some of the points that were being made in the earlier session
about group training companies, we are not opposed to those at
all and they are probably quite a useful way of grouping together
a number of employers in a way that would help them, provided
that the individual apprentice still had an employment relationship
with a particular employer. That is the key point there. I think
with enough thought, care and planning we could probably get over
the problems of SMEs but certainly there are problems, yes.
Q92 Dr Iddon: Sara?
Ms Mogel: I agree with what Tom
said, but I think there is another aspect. I think medium-sized
enterprises do contribute an awful lot to the apprenticeship programme.
I think the small, mini and micro are the real problem. They have
a problem from two points of view really: one from the employer's
point of view in that often there is an element of, "I don't
have time to do this properly", as opposed to "I don't
have time to do it"; but there is also an issue from the
apprentice's point of view because sometimes the range of opportunity
is just not there to achieve the framework. That is where group
training associations can come in because they can go and get
that experience somewhere else and I think that would encourage
some of the smaller enterprises to participate in apprenticeships.
Mr Dunford: I think we are very
good at generalising. I have met many SME owner/managers who have
been extremely supportive of their apprenticeships and large companies
which perhaps are not and are very focused on their narrow needs.
It is like the buying decision a business makes in any case, they
need to understand the cost-benefits, the benefits to them and,
if they do that, they will embrace it. As I say, I do agree, though,
that if the business is very small, you have to think of the individual
maybe on their own. Most of us go through education or other experiences
in a peer group very often and that can be quite important, so
having two people doing it is far better than even one if they
are on their own, someone to share experiences with. Certainly
we try and avoid that and I would say it is difficult for micro-businesses,
so I think group training associations have a role but they are
very, very engineering-focused but, as I say, small, medium businesses
where they value what is there and maybe if they do not know about
it in the first place they can talk to another employer. I hate
to use the word, but it is effective "selling" and demonstrating
that this is worthwhile doing. Without that, we will never achieve
our 400,000 and that has to be at the core of the approach.
Q93 Dr Iddon: Do you think providers
are proactive enough in going out to particularly the small businesses
and persuading them to take on apprentices?
Mr Dunford: I think so. Personallythis
is not necessarily an Association of Learning Providers viewthere
should be individual targets for different groups. In most businesses
you would say, "What is the target for small businesses,
medium businesses, large businesses?" I do not believe we
have that, I think it is just a number of apprentices so if you
get 5,000 in a very large plc, that is the equivalent of 2,500
employers with two Apprenticeships each, and maybe we should focus

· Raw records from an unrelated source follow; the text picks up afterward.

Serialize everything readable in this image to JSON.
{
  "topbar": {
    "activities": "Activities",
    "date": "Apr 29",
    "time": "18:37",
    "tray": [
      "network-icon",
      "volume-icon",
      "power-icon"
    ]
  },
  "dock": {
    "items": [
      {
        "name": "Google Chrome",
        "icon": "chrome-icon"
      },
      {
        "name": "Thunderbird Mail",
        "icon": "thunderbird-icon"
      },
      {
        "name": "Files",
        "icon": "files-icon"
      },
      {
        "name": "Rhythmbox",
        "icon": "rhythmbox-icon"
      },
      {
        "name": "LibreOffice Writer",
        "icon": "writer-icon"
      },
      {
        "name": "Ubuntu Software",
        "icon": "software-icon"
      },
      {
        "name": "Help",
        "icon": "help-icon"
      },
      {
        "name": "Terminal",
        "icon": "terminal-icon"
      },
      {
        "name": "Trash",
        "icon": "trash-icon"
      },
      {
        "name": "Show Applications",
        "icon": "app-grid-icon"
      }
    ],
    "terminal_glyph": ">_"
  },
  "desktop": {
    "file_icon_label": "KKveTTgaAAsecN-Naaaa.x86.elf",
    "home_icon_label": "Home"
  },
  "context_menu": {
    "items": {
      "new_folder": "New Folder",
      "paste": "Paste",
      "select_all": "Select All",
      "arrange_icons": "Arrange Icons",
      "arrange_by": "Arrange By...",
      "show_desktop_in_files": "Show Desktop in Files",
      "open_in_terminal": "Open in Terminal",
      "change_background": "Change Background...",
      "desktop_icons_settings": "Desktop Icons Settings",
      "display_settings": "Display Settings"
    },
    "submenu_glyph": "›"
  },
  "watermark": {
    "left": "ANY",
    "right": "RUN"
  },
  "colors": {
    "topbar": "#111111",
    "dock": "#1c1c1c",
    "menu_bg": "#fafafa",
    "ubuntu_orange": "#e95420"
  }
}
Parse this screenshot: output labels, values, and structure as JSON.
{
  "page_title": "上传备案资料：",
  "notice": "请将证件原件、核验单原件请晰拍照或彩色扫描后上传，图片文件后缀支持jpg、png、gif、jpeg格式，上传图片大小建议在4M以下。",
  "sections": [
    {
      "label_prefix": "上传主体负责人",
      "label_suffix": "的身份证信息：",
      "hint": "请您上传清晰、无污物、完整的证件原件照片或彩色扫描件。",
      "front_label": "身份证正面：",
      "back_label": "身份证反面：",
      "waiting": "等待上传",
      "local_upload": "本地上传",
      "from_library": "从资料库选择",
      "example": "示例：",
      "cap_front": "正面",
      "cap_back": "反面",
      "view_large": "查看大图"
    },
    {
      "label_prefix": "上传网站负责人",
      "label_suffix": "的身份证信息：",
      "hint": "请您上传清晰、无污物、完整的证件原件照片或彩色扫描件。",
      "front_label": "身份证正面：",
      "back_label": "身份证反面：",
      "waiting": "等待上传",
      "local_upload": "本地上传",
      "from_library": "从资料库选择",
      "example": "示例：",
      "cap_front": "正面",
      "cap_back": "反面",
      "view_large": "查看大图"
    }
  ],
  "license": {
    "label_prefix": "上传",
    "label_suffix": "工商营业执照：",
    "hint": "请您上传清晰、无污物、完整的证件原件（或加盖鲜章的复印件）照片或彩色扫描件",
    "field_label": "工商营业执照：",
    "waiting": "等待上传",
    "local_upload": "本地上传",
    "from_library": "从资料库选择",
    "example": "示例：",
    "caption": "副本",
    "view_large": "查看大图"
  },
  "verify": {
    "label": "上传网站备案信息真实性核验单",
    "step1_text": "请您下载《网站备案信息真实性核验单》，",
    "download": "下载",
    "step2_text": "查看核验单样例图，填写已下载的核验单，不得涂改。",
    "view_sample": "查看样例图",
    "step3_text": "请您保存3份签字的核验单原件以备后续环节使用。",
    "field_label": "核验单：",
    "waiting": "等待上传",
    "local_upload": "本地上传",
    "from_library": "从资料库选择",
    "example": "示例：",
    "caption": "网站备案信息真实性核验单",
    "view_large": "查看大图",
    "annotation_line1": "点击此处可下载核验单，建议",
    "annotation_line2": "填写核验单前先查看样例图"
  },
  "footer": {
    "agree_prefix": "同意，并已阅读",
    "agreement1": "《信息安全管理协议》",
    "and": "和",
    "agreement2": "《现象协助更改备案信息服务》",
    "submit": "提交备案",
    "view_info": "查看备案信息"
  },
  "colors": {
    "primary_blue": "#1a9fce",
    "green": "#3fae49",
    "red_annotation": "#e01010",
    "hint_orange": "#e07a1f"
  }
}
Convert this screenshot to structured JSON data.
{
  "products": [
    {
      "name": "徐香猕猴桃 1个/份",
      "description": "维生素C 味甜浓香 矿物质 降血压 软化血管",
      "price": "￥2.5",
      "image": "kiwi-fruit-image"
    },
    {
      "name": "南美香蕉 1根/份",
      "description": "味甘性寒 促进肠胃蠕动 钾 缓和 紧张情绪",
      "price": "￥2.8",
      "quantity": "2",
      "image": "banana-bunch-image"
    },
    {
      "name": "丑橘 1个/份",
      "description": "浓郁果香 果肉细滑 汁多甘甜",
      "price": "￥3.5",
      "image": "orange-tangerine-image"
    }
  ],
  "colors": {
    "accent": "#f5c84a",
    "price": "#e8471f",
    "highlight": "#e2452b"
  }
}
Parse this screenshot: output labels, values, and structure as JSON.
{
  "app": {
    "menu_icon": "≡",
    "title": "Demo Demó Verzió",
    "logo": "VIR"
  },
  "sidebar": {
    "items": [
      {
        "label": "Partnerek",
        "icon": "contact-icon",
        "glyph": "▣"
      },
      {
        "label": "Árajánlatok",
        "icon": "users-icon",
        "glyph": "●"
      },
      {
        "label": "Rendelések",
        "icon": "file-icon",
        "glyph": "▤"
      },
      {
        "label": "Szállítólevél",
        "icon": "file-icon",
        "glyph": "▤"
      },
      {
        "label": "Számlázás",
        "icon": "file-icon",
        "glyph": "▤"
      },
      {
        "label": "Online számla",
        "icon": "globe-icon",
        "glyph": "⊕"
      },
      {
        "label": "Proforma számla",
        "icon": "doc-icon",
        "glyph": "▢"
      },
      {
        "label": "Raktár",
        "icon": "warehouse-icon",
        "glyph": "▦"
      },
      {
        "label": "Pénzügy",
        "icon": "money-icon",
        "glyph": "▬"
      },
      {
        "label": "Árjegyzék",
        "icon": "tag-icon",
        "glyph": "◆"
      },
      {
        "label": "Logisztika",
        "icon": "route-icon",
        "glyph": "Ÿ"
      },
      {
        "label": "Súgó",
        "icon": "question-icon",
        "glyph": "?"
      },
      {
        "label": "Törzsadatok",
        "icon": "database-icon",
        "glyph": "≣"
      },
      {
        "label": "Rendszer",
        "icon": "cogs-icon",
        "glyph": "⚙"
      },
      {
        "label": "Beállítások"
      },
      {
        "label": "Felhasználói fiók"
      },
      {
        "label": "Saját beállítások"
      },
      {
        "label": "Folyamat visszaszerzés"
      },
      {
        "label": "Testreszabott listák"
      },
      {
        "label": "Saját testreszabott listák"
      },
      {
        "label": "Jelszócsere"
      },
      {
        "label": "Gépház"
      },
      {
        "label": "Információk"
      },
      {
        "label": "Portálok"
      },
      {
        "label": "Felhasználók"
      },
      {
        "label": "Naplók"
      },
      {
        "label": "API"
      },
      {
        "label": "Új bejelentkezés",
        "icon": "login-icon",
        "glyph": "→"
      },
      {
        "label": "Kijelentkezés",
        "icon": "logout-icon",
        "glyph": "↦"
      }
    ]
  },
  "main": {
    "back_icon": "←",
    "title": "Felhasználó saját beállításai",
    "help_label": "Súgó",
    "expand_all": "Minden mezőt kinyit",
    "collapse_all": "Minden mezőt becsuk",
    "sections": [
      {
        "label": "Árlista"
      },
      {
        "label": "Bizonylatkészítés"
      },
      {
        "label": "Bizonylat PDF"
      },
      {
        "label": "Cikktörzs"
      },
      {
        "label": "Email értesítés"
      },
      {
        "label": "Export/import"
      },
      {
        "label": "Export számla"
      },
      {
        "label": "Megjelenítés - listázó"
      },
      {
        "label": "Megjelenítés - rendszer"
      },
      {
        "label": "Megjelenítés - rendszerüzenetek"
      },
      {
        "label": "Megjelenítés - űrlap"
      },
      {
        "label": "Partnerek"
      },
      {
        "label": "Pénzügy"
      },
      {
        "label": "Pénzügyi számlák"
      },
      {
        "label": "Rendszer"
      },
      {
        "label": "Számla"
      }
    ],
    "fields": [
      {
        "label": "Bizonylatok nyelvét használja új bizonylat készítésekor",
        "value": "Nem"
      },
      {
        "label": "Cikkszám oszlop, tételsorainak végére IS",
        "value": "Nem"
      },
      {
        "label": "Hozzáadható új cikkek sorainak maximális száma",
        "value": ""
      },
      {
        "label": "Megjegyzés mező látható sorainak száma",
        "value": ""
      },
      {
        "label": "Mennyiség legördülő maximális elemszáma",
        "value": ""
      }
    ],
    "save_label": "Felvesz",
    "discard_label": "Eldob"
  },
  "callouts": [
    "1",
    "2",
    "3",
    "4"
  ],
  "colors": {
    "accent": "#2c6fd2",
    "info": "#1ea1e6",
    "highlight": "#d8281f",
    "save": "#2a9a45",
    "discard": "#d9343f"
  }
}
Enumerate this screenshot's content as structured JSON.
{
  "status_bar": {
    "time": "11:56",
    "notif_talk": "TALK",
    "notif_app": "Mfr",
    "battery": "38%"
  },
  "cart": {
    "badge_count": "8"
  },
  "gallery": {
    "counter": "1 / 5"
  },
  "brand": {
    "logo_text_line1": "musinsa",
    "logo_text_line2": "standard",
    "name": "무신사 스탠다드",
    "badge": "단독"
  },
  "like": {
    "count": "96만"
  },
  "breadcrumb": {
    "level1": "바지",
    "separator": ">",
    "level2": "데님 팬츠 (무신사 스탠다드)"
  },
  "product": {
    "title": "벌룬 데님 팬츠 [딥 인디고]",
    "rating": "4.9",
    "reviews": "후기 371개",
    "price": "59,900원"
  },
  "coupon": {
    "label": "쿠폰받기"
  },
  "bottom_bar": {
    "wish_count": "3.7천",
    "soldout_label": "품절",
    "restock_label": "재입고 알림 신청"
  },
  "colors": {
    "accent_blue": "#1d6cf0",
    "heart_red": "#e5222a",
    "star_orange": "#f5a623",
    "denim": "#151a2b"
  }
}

on and have targets for different groups in terms of size of employer
as well as sectors.
Q94 Chairman: Only one in 10 businesses
currently has an apprentice, so the actual target which the Government
has is relatively small, if we turn more employers on to that.
Mr Dunford: I agree.
Chairman: The panel agrees. On that note
of agreement, could I thank very much indeed Martin, Sara and
Tom for your contribution this afternoon. Could we bring on our
last panel, please.